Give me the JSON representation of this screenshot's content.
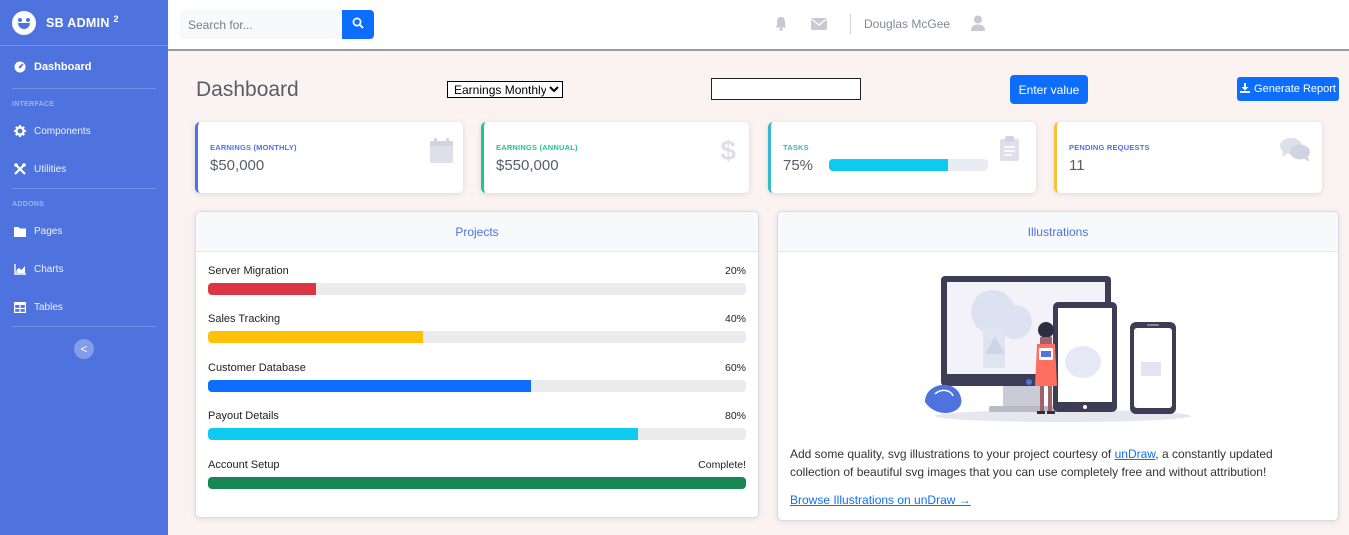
{
  "sidebar": {
    "brand": "SB ADMIN",
    "brand_sup": "2",
    "dashboard": "Dashboard",
    "heading_interface": "INTERFACE",
    "components": "Components",
    "utilities": "Utilities",
    "heading_addons": "ADDONS",
    "pages": "Pages",
    "charts": "Charts",
    "tables": "Tables",
    "toggle": "<"
  },
  "topbar": {
    "search_placeholder": "Search for...",
    "user_name": "Douglas McGee"
  },
  "header": {
    "title": "Dashboard",
    "select_value": "Earnings Monthly",
    "enter_button": "Enter value",
    "report_button": "Generate Report"
  },
  "cards": [
    {
      "label": "EARNINGS (MONTHLY)",
      "value": "$50,000",
      "color": "#4e73df",
      "icon": "calendar-icon"
    },
    {
      "label": "EARNINGS (ANNUAL)",
      "value": "$550,000",
      "color": "#1cc88a",
      "icon": "dollar-icon"
    },
    {
      "label": "TASKS",
      "value": "75%",
      "color": "#36b9cc",
      "icon": "clipboard-icon",
      "progress": 75
    },
    {
      "label": "PENDING REQUESTS",
      "value": "11",
      "color": "#f6c23e",
      "icon": "comments-icon"
    }
  ],
  "projects": {
    "title": "Projects",
    "items": [
      {
        "name": "Server Migration",
        "pct_label": "20%",
        "progress": 20,
        "color": "#dc3545"
      },
      {
        "name": "Sales Tracking",
        "pct_label": "40%",
        "progress": 40,
        "color": "#ffc107"
      },
      {
        "name": "Customer Database",
        "pct_label": "60%",
        "progress": 60,
        "color": "#0d6efd"
      },
      {
        "name": "Payout Details",
        "pct_label": "80%",
        "progress": 80,
        "color": "#0dcaf0"
      },
      {
        "name": "Account Setup",
        "pct_label": "Complete!",
        "progress": 100,
        "color": "#198754"
      }
    ]
  },
  "illustrations": {
    "title": "Illustrations",
    "text_before": "Add some quality, svg illustrations to your project courtesy of ",
    "link": "unDraw",
    "text_after": ", a constantly updated collection of beautiful svg images that you can use completely free and without attribution!",
    "browse": "Browse Illustrations on unDraw →"
  }
}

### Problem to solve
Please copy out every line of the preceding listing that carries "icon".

### Problem solution
      "icon": "calendar-icon"
      "icon": "dollar-icon"
      "icon": "clipboard-icon",
      "icon": "comments-icon"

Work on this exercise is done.